by Shijaz Abdulla
on 18.03.2010 at 22:55
I’d like to share some exciting news about Windows XP Mode and Microsoft Enterprise Desktop Virtualization. The team is removing the virtualization processor requirement for Windows XP Mode on Windows 7 Professional and Windows 7 Ultimate systems. Windows XP Mode continues to use hardware virtualization such as Intel Virtualization Technology (Intel® VT) or the AMD-V™ chipset when available but it no longer requires them.
Microsoft has released an update that enables PCs without hardware virtualization to also take advantage of Windows XP Mode. This change simplifies the customer experience and makes this benefit accessible to many more PCs.
Enterprise customers should consider using Microsoft Enterprise Desktop Virtualization (MED-V), part of the Microsoft Desktop Optimization Pack for Software Assurance. MED-V provides deployment and manageability features which are designed to address the needs of enterprise customers.
When will this happen?
The removal of this requirement has been publicly announced today, March 18th 2010 with the update available on the Windows XP Mode download page at the same time.
How does this impact MED-V?
MED-V 1.0 SP1 builds on Microsoft Virtual PC 2007 to help enterprises with their upgrade to Windows Vista and Windows 7 when applications are not yet compatible.
MED-V 1.0 SP1 does not require hardware virtualization.
The user experience provided by MED-V is similar to “Windows XP mode” – even though a different virtualization technology is used.
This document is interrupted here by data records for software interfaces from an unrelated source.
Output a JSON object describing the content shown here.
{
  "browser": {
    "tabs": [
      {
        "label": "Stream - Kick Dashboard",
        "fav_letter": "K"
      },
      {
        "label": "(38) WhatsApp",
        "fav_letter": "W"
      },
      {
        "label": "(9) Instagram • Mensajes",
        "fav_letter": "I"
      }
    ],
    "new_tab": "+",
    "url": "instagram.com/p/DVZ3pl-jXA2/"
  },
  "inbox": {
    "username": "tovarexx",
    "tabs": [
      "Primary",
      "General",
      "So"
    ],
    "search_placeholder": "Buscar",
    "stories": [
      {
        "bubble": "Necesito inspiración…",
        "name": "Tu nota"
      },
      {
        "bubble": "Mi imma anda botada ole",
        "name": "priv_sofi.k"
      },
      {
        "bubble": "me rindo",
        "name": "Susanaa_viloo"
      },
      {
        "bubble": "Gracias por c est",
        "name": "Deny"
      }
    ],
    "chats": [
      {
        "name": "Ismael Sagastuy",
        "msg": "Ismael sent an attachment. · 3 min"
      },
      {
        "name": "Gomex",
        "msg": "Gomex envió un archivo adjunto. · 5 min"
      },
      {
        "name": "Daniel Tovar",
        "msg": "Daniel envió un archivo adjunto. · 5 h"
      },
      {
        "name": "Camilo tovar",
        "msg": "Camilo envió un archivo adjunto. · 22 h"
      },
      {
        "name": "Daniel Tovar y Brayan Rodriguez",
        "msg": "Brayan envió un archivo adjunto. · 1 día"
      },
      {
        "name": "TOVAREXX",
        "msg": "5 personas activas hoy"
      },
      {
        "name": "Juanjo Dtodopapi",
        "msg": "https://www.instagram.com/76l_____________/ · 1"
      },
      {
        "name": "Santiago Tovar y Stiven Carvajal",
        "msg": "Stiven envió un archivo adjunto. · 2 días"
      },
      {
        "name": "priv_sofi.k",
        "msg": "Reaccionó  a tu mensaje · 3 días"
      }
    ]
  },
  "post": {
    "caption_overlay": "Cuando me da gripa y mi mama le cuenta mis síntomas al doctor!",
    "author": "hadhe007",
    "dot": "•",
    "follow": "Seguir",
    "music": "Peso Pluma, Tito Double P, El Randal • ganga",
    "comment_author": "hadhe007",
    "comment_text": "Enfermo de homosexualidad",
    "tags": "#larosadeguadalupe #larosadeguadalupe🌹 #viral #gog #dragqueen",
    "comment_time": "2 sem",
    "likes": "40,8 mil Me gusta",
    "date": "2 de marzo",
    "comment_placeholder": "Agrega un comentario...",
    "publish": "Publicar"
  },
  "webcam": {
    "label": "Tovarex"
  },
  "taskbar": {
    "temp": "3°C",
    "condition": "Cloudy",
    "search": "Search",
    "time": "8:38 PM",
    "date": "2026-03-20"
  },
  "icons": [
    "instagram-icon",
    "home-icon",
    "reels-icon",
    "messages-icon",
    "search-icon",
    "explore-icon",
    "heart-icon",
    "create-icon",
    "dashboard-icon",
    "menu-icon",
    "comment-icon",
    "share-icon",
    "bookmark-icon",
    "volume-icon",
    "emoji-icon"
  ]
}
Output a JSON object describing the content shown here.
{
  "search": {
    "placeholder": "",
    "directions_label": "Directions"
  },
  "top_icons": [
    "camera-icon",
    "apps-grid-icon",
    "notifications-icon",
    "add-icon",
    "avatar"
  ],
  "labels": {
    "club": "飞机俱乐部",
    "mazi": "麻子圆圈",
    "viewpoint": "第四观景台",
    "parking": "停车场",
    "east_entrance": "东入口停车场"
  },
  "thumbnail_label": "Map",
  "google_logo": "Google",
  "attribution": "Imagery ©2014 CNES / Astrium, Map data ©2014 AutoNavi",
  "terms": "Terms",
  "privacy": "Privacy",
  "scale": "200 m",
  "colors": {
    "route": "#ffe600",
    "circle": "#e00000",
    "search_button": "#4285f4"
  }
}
MED-V 2.0 will leverage Windows Virtual PC and will benefit from the update above. Availability date for MED-V 2.0 is yet to be announced.
[ Read the press release ]
by Shijaz Abdulla
on 11.04.2009 at 12:34
Microsoft Enterprise Desktop Virtualization (MED-V) version 1.0 is now available to Software Assurance (SA) customers who have purchased MDOP (Microsoft Desktop Optimization Pack) benefit.
MED-V is not available as a standalone product and is exclusively available as one of the six tools included in the MDOP.
MED-V bridges the application compatibility gap between current versions of Windows and legacy Windows-based applications by allowing enterprises to move desktops completely to newer versions of Windows.
For end-users: MED-V provides seamless integration of applications running in virtual machines with the host OS to provide for a unified desktop experience. Legacy applications that are incompatible with newer versions of Windows will run off a Virtual PC, running a legacy Windows version. All this is seamless to the user; the user merely opens the application from the Start menu of the host OS.
For enterprise administrators: MED-V provides deployment and management of virtual desktops to enable key enterprise scenarios. The Virtual PC images and any updates can be distributed efficiently over the network using an advanced de-duplication technology.
MED-V vs. App-V
Desktop virtualization enabled by MED-V, isn’t the same as application virtualization. Desktop virtualization addresses the incompatibility between an application and the operating system.
Application virtualization enabled by App-V, deals with the incompatibility between two applications. It lets the two apps run on the same operating system in isolation – in a virtualized runtime environment. Microsoft App-V, which is also part of MDOP, enables this application virtualization.
MED-V essentially helps IT pros upgrade the Windows OS without interrupting the flow of business. The benefits of MED-V 1.0 include:
- Central creation, deployment and updating of PC images throughout the enterprise;
- Provisioning virtual images and user policies by business affiliation and requirements;
- Accelerating OS upgrades; and
- Simplifying IT integration by allowing two IT environments to run concurrently.
TechNet/MSDN subscribers can evaluate MED-V 1.0. Software Assurance customers can get it on the MVLS website.